# Exercise data:
==========
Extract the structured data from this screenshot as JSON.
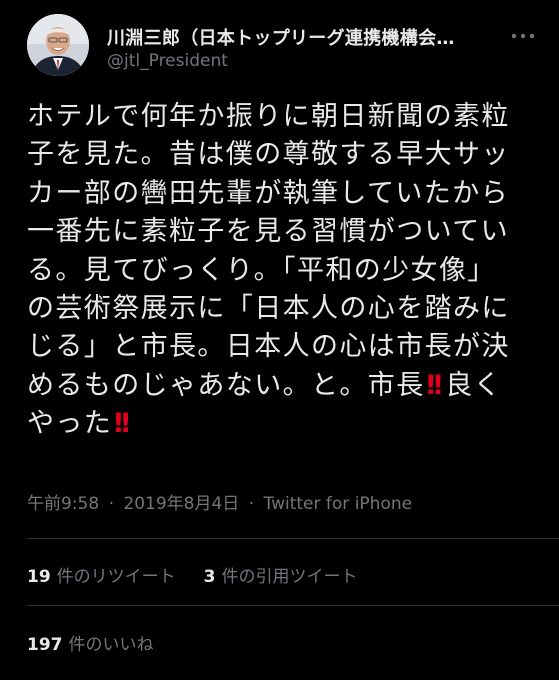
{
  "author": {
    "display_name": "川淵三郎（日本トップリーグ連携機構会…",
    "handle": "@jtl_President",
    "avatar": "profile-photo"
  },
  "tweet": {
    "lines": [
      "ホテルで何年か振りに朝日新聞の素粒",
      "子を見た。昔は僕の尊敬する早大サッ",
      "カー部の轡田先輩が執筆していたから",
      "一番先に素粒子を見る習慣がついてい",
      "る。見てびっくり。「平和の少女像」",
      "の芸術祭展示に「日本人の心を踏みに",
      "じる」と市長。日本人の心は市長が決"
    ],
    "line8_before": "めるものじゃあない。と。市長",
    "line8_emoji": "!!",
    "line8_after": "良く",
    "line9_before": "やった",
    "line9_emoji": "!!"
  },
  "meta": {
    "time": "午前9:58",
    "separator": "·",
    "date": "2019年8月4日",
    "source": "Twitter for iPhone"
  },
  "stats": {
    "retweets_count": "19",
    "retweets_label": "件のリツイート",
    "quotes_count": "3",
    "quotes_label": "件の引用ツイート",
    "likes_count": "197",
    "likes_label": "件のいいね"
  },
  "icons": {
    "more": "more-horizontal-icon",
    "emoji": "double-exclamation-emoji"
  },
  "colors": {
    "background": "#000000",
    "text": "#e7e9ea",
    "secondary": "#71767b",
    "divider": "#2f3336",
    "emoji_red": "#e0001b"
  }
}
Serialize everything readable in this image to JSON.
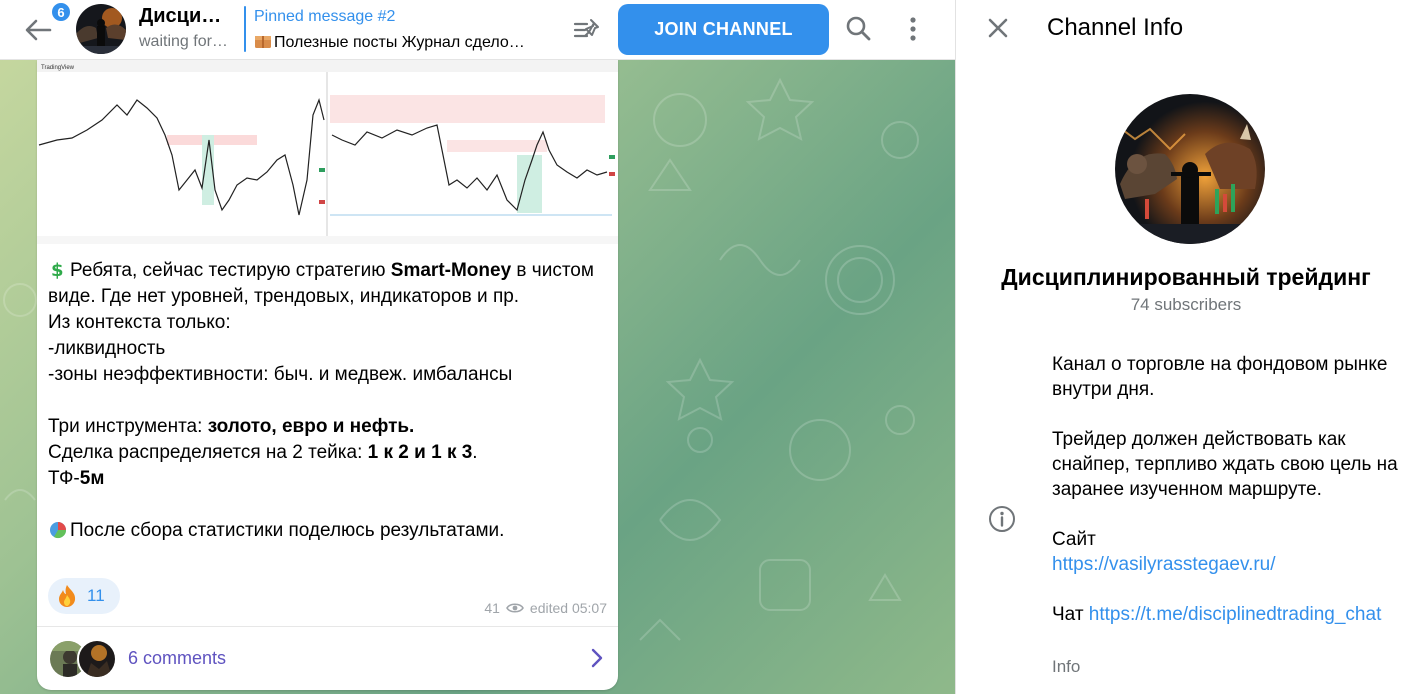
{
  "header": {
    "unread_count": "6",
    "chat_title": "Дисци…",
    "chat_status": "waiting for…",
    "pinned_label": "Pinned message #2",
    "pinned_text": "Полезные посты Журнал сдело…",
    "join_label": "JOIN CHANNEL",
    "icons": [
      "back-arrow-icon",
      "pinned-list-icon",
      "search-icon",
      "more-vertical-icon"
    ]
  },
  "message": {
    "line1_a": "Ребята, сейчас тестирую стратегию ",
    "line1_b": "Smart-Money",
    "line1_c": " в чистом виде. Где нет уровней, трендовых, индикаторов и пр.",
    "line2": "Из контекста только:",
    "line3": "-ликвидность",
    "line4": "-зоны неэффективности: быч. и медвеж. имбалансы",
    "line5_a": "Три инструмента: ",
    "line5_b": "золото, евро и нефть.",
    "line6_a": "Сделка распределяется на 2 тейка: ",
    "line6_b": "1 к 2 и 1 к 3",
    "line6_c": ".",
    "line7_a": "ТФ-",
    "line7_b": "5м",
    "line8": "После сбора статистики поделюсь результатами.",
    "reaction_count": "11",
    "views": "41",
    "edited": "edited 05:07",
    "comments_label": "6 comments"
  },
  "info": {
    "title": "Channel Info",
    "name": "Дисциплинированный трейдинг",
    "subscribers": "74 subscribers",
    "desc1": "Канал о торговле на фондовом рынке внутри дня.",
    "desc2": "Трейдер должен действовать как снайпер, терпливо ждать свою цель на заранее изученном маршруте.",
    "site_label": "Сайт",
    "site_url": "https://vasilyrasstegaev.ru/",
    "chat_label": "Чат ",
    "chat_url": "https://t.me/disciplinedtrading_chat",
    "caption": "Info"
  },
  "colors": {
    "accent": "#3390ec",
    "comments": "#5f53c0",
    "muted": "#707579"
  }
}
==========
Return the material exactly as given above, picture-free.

# Task answer:
Extract the structured data from this screenshot as JSON.
{
  "author": {
    "display_name": "川淵三郎（日本トップリーグ連携機構会…",
    "handle": "@jtl_President",
    "avatar": "profile-photo"
  },
  "tweet": {
    "lines": [
      "ホテルで何年か振りに朝日新聞の素粒",
      "子を見た。昔は僕の尊敬する早大サッ",
      "カー部の轡田先輩が執筆していたから",
      "一番先に素粒子を見る習慣がついてい",
      "る。見てびっくり。「平和の少女像」",
      "の芸術祭展示に「日本人の心を踏みに",
      "じる」と市長。日本人の心は市長が決"
    ],
    "line8_before": "めるものじゃあない。と。市長",
    "line8_emoji": "!!",
    "line8_after": "良く",
    "line9_before": "やった",
    "line9_emoji": "!!"
  },
  "meta": {
    "time": "午前9:58",
    "separator": "·",
    "date": "2019年8月4日",
    "source": "Twitter for iPhone"
  },
  "stats": {
    "retweets_count": "19",
    "retweets_label": "件のリツイート",
    "quotes_count": "3",
    "quotes_label": "件の引用ツイート",
    "likes_count": "197",
    "likes_label": "件のいいね"
  },
  "icons": {
    "more": "more-horizontal-icon",
    "emoji": "double-exclamation-emoji"
  },
  "colors": {
    "background": "#000000",
    "text": "#e7e9ea",
    "secondary": "#71767b",
    "divider": "#2f3336",
    "emoji_red": "#e0001b"
  }
}
Serialize everything readable in this image to JSON.
{
  "header": {
    "unread_count": "6",
    "chat_title": "Дисци…",
    "chat_status": "waiting for…",
    "pinned_label": "Pinned message #2",
    "pinned_text": "Полезные посты Журнал сдело…",
    "join_label": "JOIN CHANNEL",
    "icons": [
      "back-arrow-icon",
      "pinned-list-icon",
      "search-icon",
      "more-vertical-icon"
    ]
  },
  "message": {
    "line1_a": "Ребята, сейчас тестирую стратегию ",
    "line1_b": "Smart-Money",
    "line1_c": " в чистом виде. Где нет уровней, трендовых, индикаторов и пр.",
    "line2": "Из контекста только:",
    "line3": "-ликвидность",
    "line4": "-зоны неэффективности: быч. и медвеж. имбалансы",
    "line5_a": "Три инструмента: ",
    "line5_b": "золото, евро и нефть.",
    "line6_a": "Сделка распределяется на 2 тейка: ",
    "line6_b": "1 к 2 и 1 к 3",
    "line6_c": ".",
    "line7_a": "ТФ-",
    "line7_b": "5м",
    "line8": "После сбора статистики поделюсь результатами.",
    "reaction_count": "11",
    "views": "41",
    "edited": "edited 05:07",
    "comments_label": "6 comments"
  },
  "info": {
    "title": "Channel Info",
    "name": "Дисциплинированный трейдинг",
    "subscribers": "74 subscribers",
    "desc1": "Канал о торговле на фондовом рынке внутри дня.",
    "desc2": "Трейдер должен действовать как снайпер, терпливо ждать свою цель на заранее изученном маршруте.",
    "site_label": "Сайт",
    "site_url": "https://vasilyrasstegaev.ru/",
    "chat_label": "Чат ",
    "chat_url": "https://t.me/disciplinedtrading_chat",
    "caption": "Info"
  },
  "colors": {
    "accent": "#3390ec",
    "comments": "#5f53c0",
    "muted": "#707579"
  }
}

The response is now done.